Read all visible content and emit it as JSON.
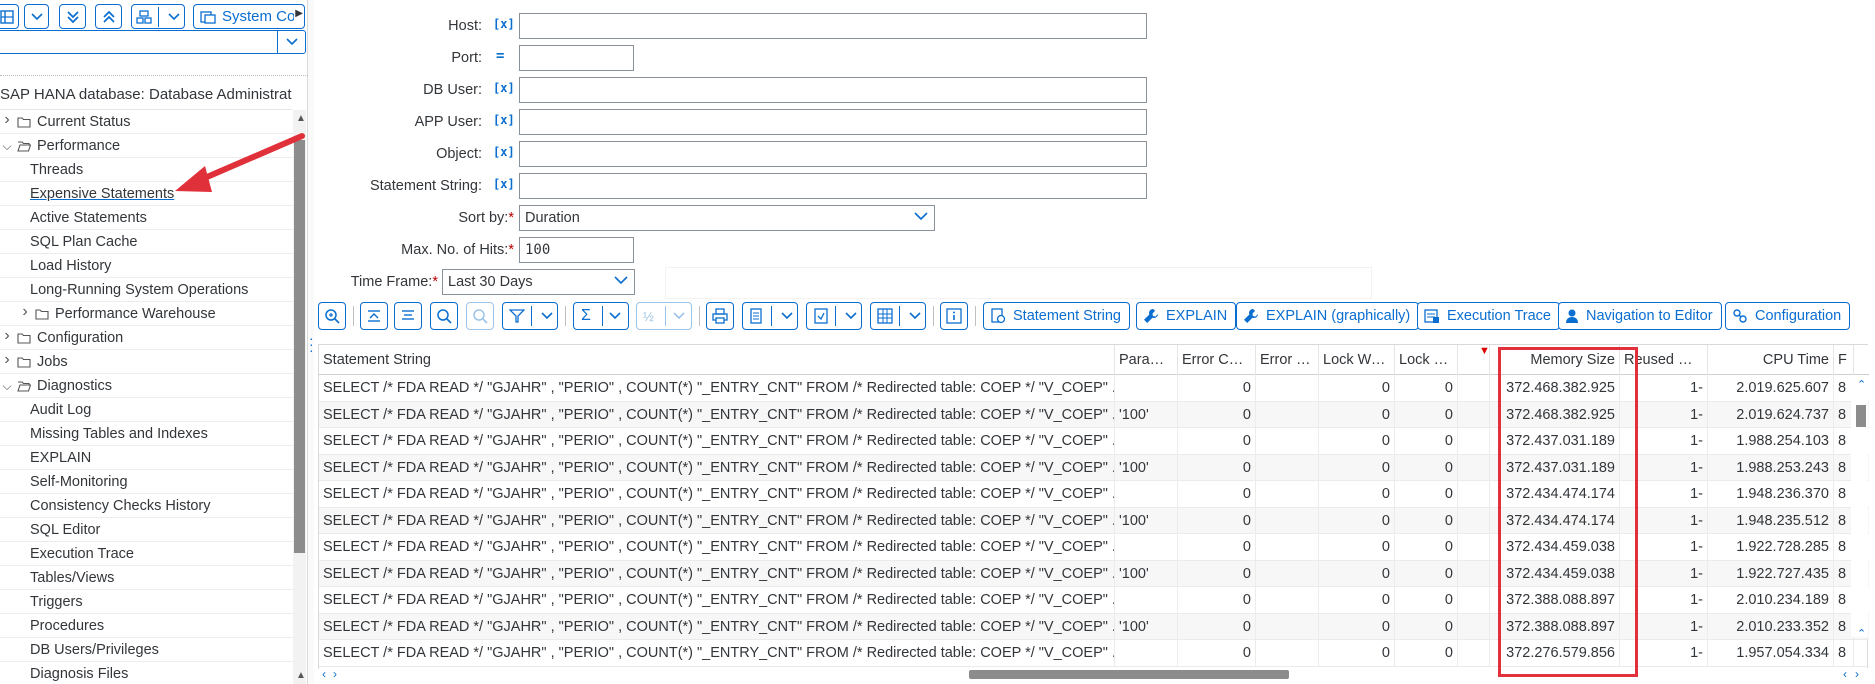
{
  "left_pane": {
    "toolbar": {
      "system_label": "System Co"
    },
    "tree_title": "SAP HANA database: Database Administrati...",
    "items": [
      {
        "label": "Current Status",
        "level": 0,
        "expandable": true,
        "expanded": false
      },
      {
        "label": "Performance",
        "level": 0,
        "expandable": true,
        "expanded": true
      },
      {
        "label": "Threads",
        "level": 1
      },
      {
        "label": "Expensive Statements",
        "level": 1,
        "selected": true
      },
      {
        "label": "Active Statements",
        "level": 1
      },
      {
        "label": "SQL Plan Cache",
        "level": 1
      },
      {
        "label": "Load History",
        "level": 1
      },
      {
        "label": "Long-Running System Operations",
        "level": 1
      },
      {
        "label": "Performance Warehouse",
        "level": 1,
        "expandable": true,
        "expanded": false
      },
      {
        "label": "Configuration",
        "level": 0,
        "expandable": true,
        "expanded": false
      },
      {
        "label": "Jobs",
        "level": 0,
        "expandable": true,
        "expanded": false
      },
      {
        "label": "Diagnostics",
        "level": 0,
        "expandable": true,
        "expanded": true
      },
      {
        "label": "Audit Log",
        "level": 1
      },
      {
        "label": "Missing Tables and Indexes",
        "level": 1
      },
      {
        "label": "EXPLAIN",
        "level": 1
      },
      {
        "label": "Self-Monitoring",
        "level": 1
      },
      {
        "label": "Consistency Checks History",
        "level": 1
      },
      {
        "label": "SQL Editor",
        "level": 1
      },
      {
        "label": "Execution Trace",
        "level": 1
      },
      {
        "label": "Tables/Views",
        "level": 1
      },
      {
        "label": "Triggers",
        "level": 1
      },
      {
        "label": "Procedures",
        "level": 1
      },
      {
        "label": "DB Users/Privileges",
        "level": 1
      },
      {
        "label": "Diagnosis Files",
        "level": 1
      }
    ]
  },
  "filters": {
    "host": {
      "label": "Host:",
      "icon": "[x]",
      "value": ""
    },
    "port": {
      "label": "Port:",
      "icon": "=",
      "value": ""
    },
    "db_user": {
      "label": "DB User:",
      "icon": "[x]",
      "value": ""
    },
    "app_user": {
      "label": "APP User:",
      "icon": "[x]",
      "value": ""
    },
    "object": {
      "label": "Object:",
      "icon": "[x]",
      "value": ""
    },
    "statement_string": {
      "label": "Statement String:",
      "icon": "[x]",
      "value": ""
    },
    "sort_by": {
      "label": "Sort by:",
      "required": "*",
      "value": "Duration"
    },
    "max_hits": {
      "label": "Max. No. of Hits:",
      "required": "*",
      "value": "100"
    },
    "time_frame": {
      "label": "Time Frame:",
      "required": "*",
      "value": "Last 30 Days"
    }
  },
  "toolbar": {
    "icons": [
      "zoom-icon",
      "align-top-icon",
      "align-center-icon",
      "search-icon",
      "search-next-icon",
      "filter-icon",
      "sum-icon",
      "subtotal-icon",
      "print-icon",
      "export-icon",
      "layout-icon",
      "view-icon",
      "info-icon"
    ],
    "buttons": {
      "statement_string": "Statement String",
      "explain": "EXPLAIN",
      "explain_graphically": "EXPLAIN (graphically)",
      "execution_trace": "Execution Trace",
      "navigation_to_editor": "Navigation to Editor",
      "configuration": "Configuration"
    }
  },
  "table": {
    "columns": [
      "Statement String",
      "Paramete...",
      "Error Code",
      "Error Te...",
      "Lock Waits",
      "Lock W...",
      "Memory Size",
      "Reused Mem",
      "CPU Time",
      "F"
    ],
    "rows": [
      {
        "statement": "SELECT /* FDA READ */ \"GJAHR\" , \"PERIO\" , COUNT(*) \"_ENTRY_CNT\" FROM /* Redirected table: COEP */ \"V_COEP\" ...",
        "param": "",
        "error_code": "0",
        "lock_waits": "0",
        "lock_w": "0",
        "memory_size": "372.468.382.925",
        "reused_mem": "1-",
        "cpu_time": "2.019.625.607",
        "f": "8"
      },
      {
        "statement": "SELECT /* FDA READ */ \"GJAHR\" , \"PERIO\" , COUNT(*) \"_ENTRY_CNT\" FROM /* Redirected table: COEP */ \"V_COEP\" ...",
        "param": "'100'",
        "error_code": "0",
        "lock_waits": "0",
        "lock_w": "0",
        "memory_size": "372.468.382.925",
        "reused_mem": "1-",
        "cpu_time": "2.019.624.737",
        "f": "8"
      },
      {
        "statement": "SELECT /* FDA READ */ \"GJAHR\" , \"PERIO\" , COUNT(*) \"_ENTRY_CNT\" FROM /* Redirected table: COEP */ \"V_COEP\" ...",
        "param": "",
        "error_code": "0",
        "lock_waits": "0",
        "lock_w": "0",
        "memory_size": "372.437.031.189",
        "reused_mem": "1-",
        "cpu_time": "1.988.254.103",
        "f": "8"
      },
      {
        "statement": "SELECT /* FDA READ */ \"GJAHR\" , \"PERIO\" , COUNT(*) \"_ENTRY_CNT\" FROM /* Redirected table: COEP */ \"V_COEP\" ...",
        "param": "'100'",
        "error_code": "0",
        "lock_waits": "0",
        "lock_w": "0",
        "memory_size": "372.437.031.189",
        "reused_mem": "1-",
        "cpu_time": "1.988.253.243",
        "f": "8"
      },
      {
        "statement": "SELECT /* FDA READ */ \"GJAHR\" , \"PERIO\" , COUNT(*) \"_ENTRY_CNT\" FROM /* Redirected table: COEP */ \"V_COEP\" ...",
        "param": "",
        "error_code": "0",
        "lock_waits": "0",
        "lock_w": "0",
        "memory_size": "372.434.474.174",
        "reused_mem": "1-",
        "cpu_time": "1.948.236.370",
        "f": "8"
      },
      {
        "statement": "SELECT /* FDA READ */ \"GJAHR\" , \"PERIO\" , COUNT(*) \"_ENTRY_CNT\" FROM /* Redirected table: COEP */ \"V_COEP\" ...",
        "param": "'100'",
        "error_code": "0",
        "lock_waits": "0",
        "lock_w": "0",
        "memory_size": "372.434.474.174",
        "reused_mem": "1-",
        "cpu_time": "1.948.235.512",
        "f": "8"
      },
      {
        "statement": "SELECT /* FDA READ */ \"GJAHR\" , \"PERIO\" , COUNT(*) \"_ENTRY_CNT\" FROM /* Redirected table: COEP */ \"V_COEP\" ...",
        "param": "",
        "error_code": "0",
        "lock_waits": "0",
        "lock_w": "0",
        "memory_size": "372.434.459.038",
        "reused_mem": "1-",
        "cpu_time": "1.922.728.285",
        "f": "8"
      },
      {
        "statement": "SELECT /* FDA READ */ \"GJAHR\" , \"PERIO\" , COUNT(*) \"_ENTRY_CNT\" FROM /* Redirected table: COEP */ \"V_COEP\" ...",
        "param": "'100'",
        "error_code": "0",
        "lock_waits": "0",
        "lock_w": "0",
        "memory_size": "372.434.459.038",
        "reused_mem": "1-",
        "cpu_time": "1.922.727.435",
        "f": "8"
      },
      {
        "statement": "SELECT /* FDA READ */ \"GJAHR\" , \"PERIO\" , COUNT(*) \"_ENTRY_CNT\" FROM /* Redirected table: COEP */ \"V_COEP\" ...",
        "param": "",
        "error_code": "0",
        "lock_waits": "0",
        "lock_w": "0",
        "memory_size": "372.388.088.897",
        "reused_mem": "1-",
        "cpu_time": "2.010.234.189",
        "f": "8"
      },
      {
        "statement": "SELECT /* FDA READ */ \"GJAHR\" , \"PERIO\" , COUNT(*) \"_ENTRY_CNT\" FROM /* Redirected table: COEP */ \"V_COEP\" ...",
        "param": "'100'",
        "error_code": "0",
        "lock_waits": "0",
        "lock_w": "0",
        "memory_size": "372.388.088.897",
        "reused_mem": "1-",
        "cpu_time": "2.010.233.352",
        "f": "8"
      },
      {
        "statement": "SELECT /* FDA READ */ \"GJAHR\" , \"PERIO\" , COUNT(*) \"_ENTRY_CNT\" FROM /* Redirected table: COEP */ \"V_COEP\" ...",
        "param": "",
        "error_code": "0",
        "lock_waits": "0",
        "lock_w": "0",
        "memory_size": "372.276.579.856",
        "reused_mem": "1-",
        "cpu_time": "1.957.054.334",
        "f": "8"
      }
    ]
  },
  "colors": {
    "accent": "#0a6ed1",
    "highlight": "#e0303a",
    "required": "#bb0000"
  }
}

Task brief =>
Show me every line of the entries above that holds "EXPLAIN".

Task solution =>
        "label": "EXPLAIN",
      "explain": "EXPLAIN",
      "explain_graphically": "EXPLAIN (graphically)",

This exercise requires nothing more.